Want more? See here first!
I like that. Roses are nice but butternuts are more filling, Katydid will probably quite appreciate those.
I’ve been wondering if it’d be possible to do some guerilla planting of edible things in the green spaces around my the city. It’s going into mango season, and well, it always seems such a shame to just throw the seeds out…
Guerrilla gardening is definitely a thing! I’ve never heard of it with trees – mangos are a tree fruit, right? – but I’ve mostly heard of it in northern cities, too.
Mangoes are indeed a tree fruit. I suppose the question is really, how well will this fruiting plant fare on its own if I just stick it in the ground and then ignore it, because … well, it’s not like I’m going to remember I buried something there once it’s done.
Put a little sign in the ground next to where you planted it? Or a distinctive rock, if you don’t want to be that obvious. Mangos are tropical, though — will they grow in your climate?
The internet says it might take a bit longer but it is still worth trying, and suggests a warm, sheltered position with well drained soil. I might start by seeing if I can get a seed to sprout before sticking it in dirt somewhere.
I’d 100% suggest starting it inside in a nice sunny window or under a sun lamp. That way you can water it regularly – look up if they like to dry out between waterings or stay wet – and protect it until it’s at least like, a hand tall?
Butternuts are a lot more filling than roses and no thorns, too!!
Katydid’s gonna be making pumpkin pie and soup and hash and… 😀 😀 With her powers, this is gonna be one long feast.
I do like this park.

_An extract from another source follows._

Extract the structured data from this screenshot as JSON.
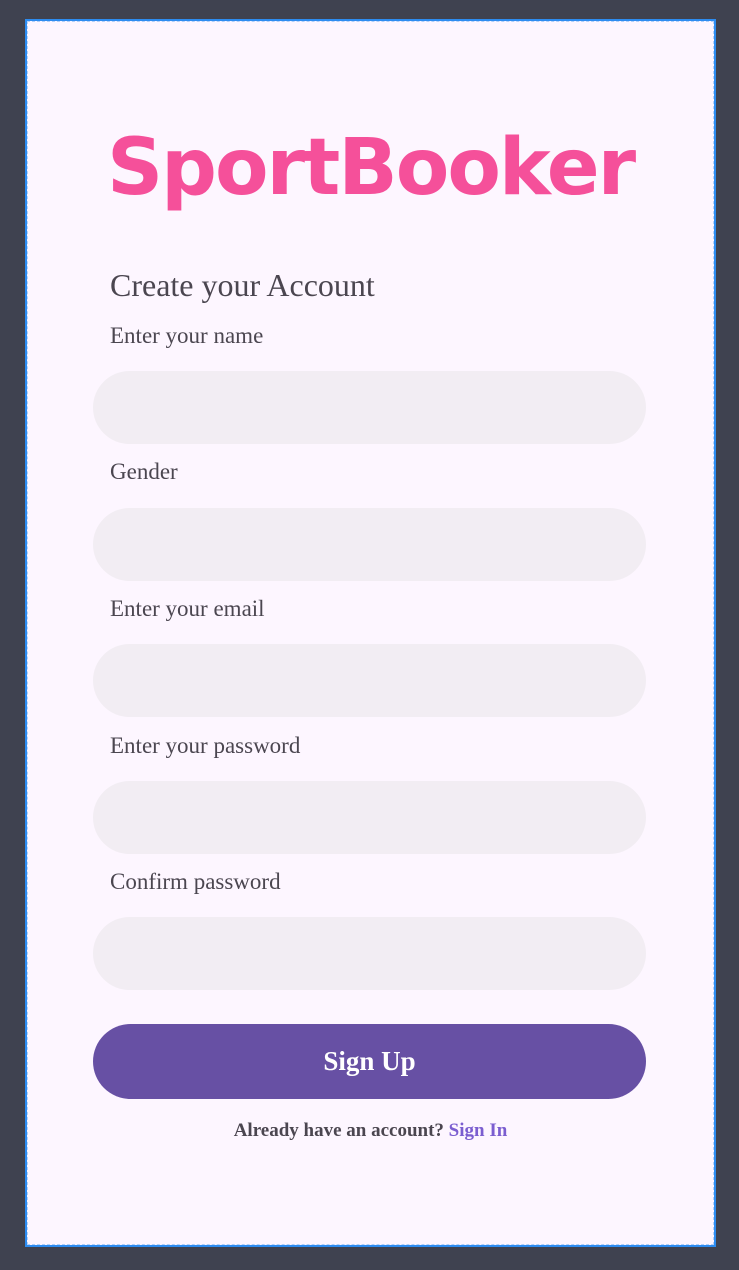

I’m… rooting… for more edibles here and there!
And folks, 2 more comments here could get us a sequel!
it’s become one of my favorites, too. I like Whitney.